Copy all lines of the listing that include the string "data".
---------------
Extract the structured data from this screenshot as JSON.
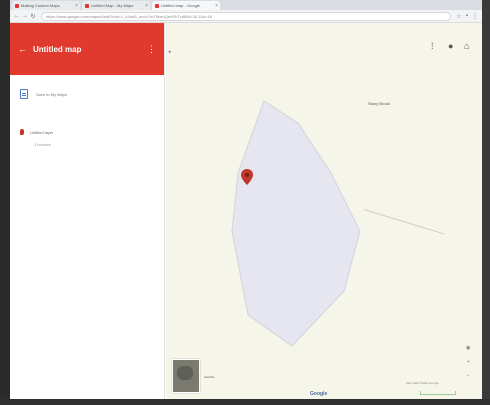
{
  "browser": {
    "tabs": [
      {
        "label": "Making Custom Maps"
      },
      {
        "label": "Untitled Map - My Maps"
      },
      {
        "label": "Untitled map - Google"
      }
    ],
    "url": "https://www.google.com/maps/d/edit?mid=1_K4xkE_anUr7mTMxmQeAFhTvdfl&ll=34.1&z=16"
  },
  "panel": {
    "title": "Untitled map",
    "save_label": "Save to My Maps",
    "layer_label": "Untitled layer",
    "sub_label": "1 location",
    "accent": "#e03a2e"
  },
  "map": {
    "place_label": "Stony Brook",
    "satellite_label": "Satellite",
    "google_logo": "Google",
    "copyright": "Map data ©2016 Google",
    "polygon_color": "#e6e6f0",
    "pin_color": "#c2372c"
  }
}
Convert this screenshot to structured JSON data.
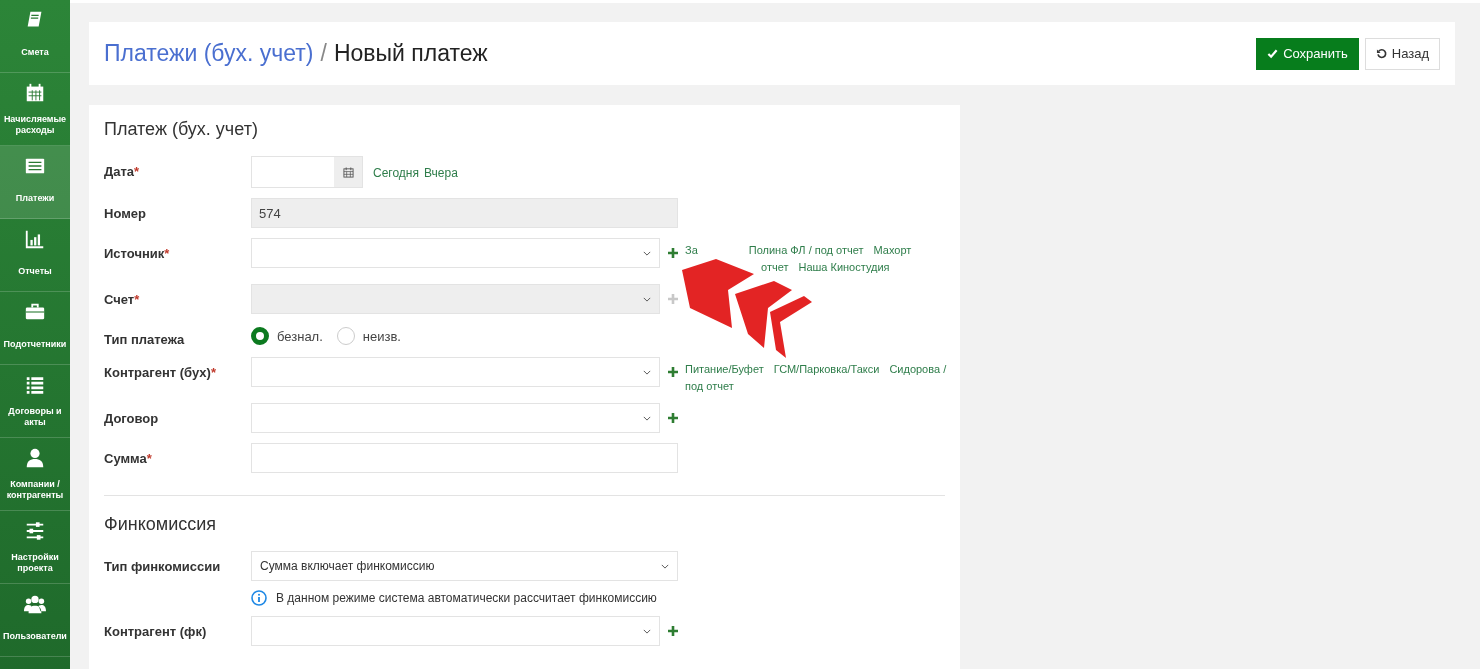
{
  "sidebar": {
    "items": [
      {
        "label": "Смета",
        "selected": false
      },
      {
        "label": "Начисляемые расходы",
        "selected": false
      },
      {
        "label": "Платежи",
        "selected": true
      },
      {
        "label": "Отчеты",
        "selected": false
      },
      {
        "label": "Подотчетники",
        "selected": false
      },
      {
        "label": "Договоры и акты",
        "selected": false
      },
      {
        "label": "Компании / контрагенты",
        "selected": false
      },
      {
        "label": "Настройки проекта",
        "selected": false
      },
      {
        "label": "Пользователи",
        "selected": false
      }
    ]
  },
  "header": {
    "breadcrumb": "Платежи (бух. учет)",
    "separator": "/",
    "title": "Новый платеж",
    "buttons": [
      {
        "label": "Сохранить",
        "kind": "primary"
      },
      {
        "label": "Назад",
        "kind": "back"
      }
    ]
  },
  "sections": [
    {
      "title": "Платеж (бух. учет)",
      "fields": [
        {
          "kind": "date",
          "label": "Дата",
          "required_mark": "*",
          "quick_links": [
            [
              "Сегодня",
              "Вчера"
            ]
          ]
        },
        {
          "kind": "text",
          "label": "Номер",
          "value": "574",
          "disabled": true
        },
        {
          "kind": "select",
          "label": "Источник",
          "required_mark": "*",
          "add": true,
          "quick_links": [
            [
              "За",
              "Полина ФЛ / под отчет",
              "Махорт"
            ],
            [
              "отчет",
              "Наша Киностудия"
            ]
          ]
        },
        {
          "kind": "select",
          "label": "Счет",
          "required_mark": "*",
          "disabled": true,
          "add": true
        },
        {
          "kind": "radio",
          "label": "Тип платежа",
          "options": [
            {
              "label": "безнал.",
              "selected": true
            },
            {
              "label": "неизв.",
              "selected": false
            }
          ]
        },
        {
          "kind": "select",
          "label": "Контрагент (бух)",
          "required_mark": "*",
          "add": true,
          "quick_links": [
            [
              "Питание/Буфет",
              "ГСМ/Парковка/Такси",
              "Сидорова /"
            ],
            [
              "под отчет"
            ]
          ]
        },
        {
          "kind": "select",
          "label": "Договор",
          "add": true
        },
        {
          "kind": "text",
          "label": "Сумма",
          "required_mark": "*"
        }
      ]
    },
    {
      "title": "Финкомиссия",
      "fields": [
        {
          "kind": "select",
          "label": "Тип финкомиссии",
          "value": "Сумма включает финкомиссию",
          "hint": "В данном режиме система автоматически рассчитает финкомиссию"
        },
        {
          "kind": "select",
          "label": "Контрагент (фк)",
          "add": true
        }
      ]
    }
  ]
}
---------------
- **Solution for this task**
Extract the structured data from this screenshot as JSON.
    "copyright": "Map data ©2016 Google",
Convert this screenshot to structured JSON data.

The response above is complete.